Gomukhasana (Cow Face Pose) and Parsvottanasana (Pyramid Pose or Intense Side Stretch) help prepare your legs for Warrior 1 Pose. Adho Mukha Svanasana (Downward-Facing Dog Pose) and Utkatasana (Chair Pose) help to prepare your arms and legs.

Man standing on a yoga mat practicing Warrior 1 Pose with his arms alongside his ears
(Photo: Andrew McGonigle)

1. Warrior 1 Pose with a shorter stance

This variation can work well for anyone who struggles with their balance or experiences limited mobility in their ankles and hips.

From Tadasana (Mountain Pose), step your left foot back a few feet, keeping your feet at least hip-distance apart. Bend into your front knee. Press your left heel into the mat and angle your left toes out toward the side. Gently try to square your hips toward your front leg, stepping your left foot further to the left if this feels more comfortable for your ankle, knee, and hips.

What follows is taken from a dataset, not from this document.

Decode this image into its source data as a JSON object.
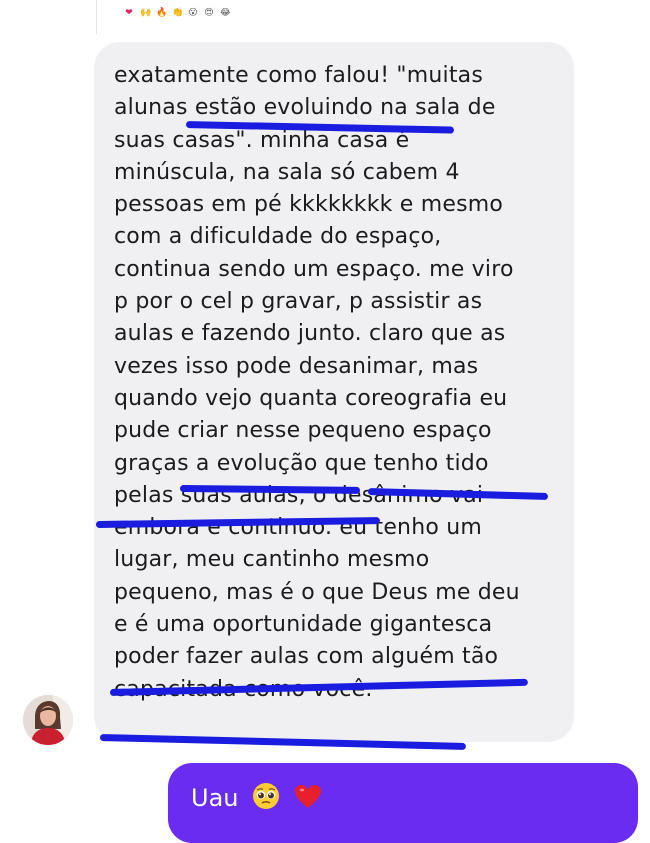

Lift your arms as if to bring them alongside your ears but only to a position that feels comfortable in your shoulders. You also have the option to place your hands on your hips or in prayer position in front of your chest.

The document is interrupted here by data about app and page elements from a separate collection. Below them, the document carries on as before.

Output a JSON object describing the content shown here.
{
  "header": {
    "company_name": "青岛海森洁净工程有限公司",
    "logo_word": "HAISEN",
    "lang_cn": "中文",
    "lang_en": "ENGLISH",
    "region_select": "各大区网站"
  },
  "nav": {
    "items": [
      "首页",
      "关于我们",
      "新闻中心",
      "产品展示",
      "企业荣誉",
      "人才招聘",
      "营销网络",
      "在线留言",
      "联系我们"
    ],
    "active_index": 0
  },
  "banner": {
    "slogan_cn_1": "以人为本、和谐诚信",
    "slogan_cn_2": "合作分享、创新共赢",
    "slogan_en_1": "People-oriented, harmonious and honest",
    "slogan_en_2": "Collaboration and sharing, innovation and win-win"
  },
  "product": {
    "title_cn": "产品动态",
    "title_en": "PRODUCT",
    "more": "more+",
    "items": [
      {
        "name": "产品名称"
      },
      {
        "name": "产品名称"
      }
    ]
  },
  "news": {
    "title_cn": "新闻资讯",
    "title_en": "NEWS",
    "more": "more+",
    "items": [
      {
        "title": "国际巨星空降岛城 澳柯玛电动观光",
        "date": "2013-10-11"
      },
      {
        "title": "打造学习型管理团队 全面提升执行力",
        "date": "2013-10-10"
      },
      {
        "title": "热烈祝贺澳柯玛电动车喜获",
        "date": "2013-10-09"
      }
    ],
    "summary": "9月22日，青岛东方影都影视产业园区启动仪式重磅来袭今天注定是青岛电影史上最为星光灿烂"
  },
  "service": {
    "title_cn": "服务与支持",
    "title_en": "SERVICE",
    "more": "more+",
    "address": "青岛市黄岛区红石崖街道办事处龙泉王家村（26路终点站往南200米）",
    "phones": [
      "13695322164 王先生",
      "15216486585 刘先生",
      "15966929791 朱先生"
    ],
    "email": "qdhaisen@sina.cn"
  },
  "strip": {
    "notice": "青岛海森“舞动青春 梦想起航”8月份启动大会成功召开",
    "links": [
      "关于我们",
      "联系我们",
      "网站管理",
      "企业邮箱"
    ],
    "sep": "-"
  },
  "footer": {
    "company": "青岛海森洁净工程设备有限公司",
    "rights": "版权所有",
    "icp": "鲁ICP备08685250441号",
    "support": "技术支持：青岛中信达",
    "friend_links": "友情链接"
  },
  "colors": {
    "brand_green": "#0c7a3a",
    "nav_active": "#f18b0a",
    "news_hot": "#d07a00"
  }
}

Tip
Contrary to popular belief, it isn’t inherently bad to let your front knee move in front of your ankle, as long as this feels comfortable for your knee. Flexing your knee to this degree is a natural movement that we experience everyday when we get out of bed, walk up stairs, get in and out of our car, etc.

Man standing on a yoga mat in a variation of High Lunge
(Photo: Andrew McGonigle)

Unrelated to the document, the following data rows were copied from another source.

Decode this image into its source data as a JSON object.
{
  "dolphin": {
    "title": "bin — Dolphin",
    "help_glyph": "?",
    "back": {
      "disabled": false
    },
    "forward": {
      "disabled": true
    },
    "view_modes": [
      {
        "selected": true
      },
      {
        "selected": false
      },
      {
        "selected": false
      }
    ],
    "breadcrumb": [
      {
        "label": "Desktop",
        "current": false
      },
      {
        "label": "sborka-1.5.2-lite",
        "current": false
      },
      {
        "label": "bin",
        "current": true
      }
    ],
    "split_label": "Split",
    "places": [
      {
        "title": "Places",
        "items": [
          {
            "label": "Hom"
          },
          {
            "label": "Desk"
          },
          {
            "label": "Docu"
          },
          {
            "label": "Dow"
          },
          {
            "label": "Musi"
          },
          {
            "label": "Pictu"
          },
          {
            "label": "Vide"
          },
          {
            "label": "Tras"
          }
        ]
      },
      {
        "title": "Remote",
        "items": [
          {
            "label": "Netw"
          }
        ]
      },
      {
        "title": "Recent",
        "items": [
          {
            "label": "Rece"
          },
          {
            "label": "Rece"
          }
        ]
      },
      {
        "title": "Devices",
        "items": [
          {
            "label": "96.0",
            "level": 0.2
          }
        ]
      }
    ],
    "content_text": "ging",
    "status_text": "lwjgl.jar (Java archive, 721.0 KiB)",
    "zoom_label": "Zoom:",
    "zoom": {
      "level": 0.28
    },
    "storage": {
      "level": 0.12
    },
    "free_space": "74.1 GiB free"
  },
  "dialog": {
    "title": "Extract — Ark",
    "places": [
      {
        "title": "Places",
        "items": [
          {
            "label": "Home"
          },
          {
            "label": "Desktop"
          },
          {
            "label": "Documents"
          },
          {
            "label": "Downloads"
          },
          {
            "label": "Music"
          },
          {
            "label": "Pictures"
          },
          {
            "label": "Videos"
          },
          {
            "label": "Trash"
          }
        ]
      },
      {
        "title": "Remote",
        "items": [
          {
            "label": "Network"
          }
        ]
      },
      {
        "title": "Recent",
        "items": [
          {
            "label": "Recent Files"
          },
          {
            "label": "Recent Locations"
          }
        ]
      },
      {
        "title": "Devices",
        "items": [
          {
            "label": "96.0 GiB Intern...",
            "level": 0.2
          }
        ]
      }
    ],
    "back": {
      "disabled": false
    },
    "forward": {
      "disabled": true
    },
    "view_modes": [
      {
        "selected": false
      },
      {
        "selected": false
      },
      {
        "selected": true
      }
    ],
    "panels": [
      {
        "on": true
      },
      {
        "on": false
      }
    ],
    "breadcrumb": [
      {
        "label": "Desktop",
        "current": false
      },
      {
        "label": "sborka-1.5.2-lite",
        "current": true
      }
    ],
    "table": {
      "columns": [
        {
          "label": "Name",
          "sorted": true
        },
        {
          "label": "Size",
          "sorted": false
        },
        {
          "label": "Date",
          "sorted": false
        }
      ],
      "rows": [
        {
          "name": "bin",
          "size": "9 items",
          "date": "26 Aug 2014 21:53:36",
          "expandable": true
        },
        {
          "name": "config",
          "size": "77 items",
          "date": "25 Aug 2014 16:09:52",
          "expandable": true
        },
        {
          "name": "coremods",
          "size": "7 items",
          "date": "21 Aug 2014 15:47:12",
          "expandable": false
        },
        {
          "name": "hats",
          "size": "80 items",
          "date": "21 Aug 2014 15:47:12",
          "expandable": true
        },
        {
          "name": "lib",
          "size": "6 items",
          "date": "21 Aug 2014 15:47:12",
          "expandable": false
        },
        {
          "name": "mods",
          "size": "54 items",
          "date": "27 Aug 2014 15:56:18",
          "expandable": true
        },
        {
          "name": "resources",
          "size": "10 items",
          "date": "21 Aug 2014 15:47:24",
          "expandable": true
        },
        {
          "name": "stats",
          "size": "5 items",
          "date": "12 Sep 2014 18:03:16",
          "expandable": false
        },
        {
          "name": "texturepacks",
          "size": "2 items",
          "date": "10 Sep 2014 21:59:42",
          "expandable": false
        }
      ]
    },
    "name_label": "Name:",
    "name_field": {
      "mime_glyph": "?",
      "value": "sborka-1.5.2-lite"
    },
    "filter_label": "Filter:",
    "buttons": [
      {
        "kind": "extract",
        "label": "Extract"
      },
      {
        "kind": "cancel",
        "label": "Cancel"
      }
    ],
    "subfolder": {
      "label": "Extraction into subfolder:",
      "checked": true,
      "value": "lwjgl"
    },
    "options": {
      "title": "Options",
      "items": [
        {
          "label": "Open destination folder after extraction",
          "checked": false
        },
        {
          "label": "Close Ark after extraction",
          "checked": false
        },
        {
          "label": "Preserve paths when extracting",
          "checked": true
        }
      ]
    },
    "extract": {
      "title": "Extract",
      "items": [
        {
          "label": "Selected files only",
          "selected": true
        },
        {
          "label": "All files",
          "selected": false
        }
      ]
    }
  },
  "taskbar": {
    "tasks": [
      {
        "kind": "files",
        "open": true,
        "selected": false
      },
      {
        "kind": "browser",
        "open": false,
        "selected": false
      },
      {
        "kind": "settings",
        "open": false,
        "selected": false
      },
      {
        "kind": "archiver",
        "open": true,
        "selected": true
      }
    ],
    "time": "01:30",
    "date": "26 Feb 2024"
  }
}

2. Warrior 1 Pose with the back heel lifted (High Lunge)

This alternative pose can stand in for Warrior 1 and is ideal for anyone who has somewhat limited mobility in their ankles and hips.

From Tadasana (Mountain Pose), step your left foot back a few feet, keeping your feet at least hip-distance apart. Bend into your front knee. Staying on the ball of your left foot, keep your hips facing forward. Lift your arms as if to bring them alongside your ears but only to a position that feels comfortable in your shoulders. You also have the option to place your hands on your hips or in prayer position in front of your chest.

Man standing on a yoga mat in front of a chair with his hands on the back
(Photo: Andrew McGonigle)

3. Warrior 1 Pose in front of a chair

This variation may work well for anyone who struggles with their balance.

Place a chair about a foot in front of you with its back facing you. From Tadasana (Mountain Pose), step your left foot back a few feet, keeping your feet at least hip-distance apart. Bend into your front knee. Either stay on the ball of your left foot or lower your left heel to the mat and angle the foot out to the side. Keep your hips facing forward as you rest your hands on the back of the chair.

Man in chair practicing Warrior 1 Pose
(Photo: Andrew McGonigle)

4. Warrior 1 Pose seated in a chair

This variation creates the same shape as Warrior 1, but from a seated position. It’s ideal for anyone who struggles with their balance or has issues rising from a seated position.

Sit sideways on a chair toward the edge and step your left foot behind you. Either stay on the ball of your left foot or lower your left heel to the mat so that your foot turns out at an angle. Lift your arms as if to bring them alongside your ears but only to a position that feels comfortable in your shoulders. You also have the option to place your hands on your hips or in prayer position in front of your chest.

Man sitting on a chair practicing a variation of Warrior 1
(Photo: Andrew McGonigle)

5. Warrior 1 Pose in the upper body seated in a chair

This particular seated variation can be ideal for someone who has limited mobility in their hips and ankles.

Sit toward the front edge of a chair. Step your feet further apart with your toes angled slightly out as if you were in Goddess Pose. Gently turn your chest to face toward your right leg. Lift your arms as if to bring them alongside your ears but only to a position that feels comfortable in your shoulders. You also have the option to place your hands on your hips or in prayer position in front of your chest.

See also: Different ways to practice common poses, including Downward-Facing DogTree Pose, and Child’s Pose.

About our contributor

Andrew McGonigle has studied anatomy for more than 20 years. After initially studying to become a doctor, he moved away from Western medicine to become a yoga and anatomy teacher. He shares his knowledge of the body and the ways it moves in yoga teacher training courses throughout the world and leads his own Yoga Anatomy Online Course. His second book, The Physiology of Yoga, was published in June 2022. To learn more about Andrew, check out doctor-yogi.com or follow him on Instagram @doctoryogi.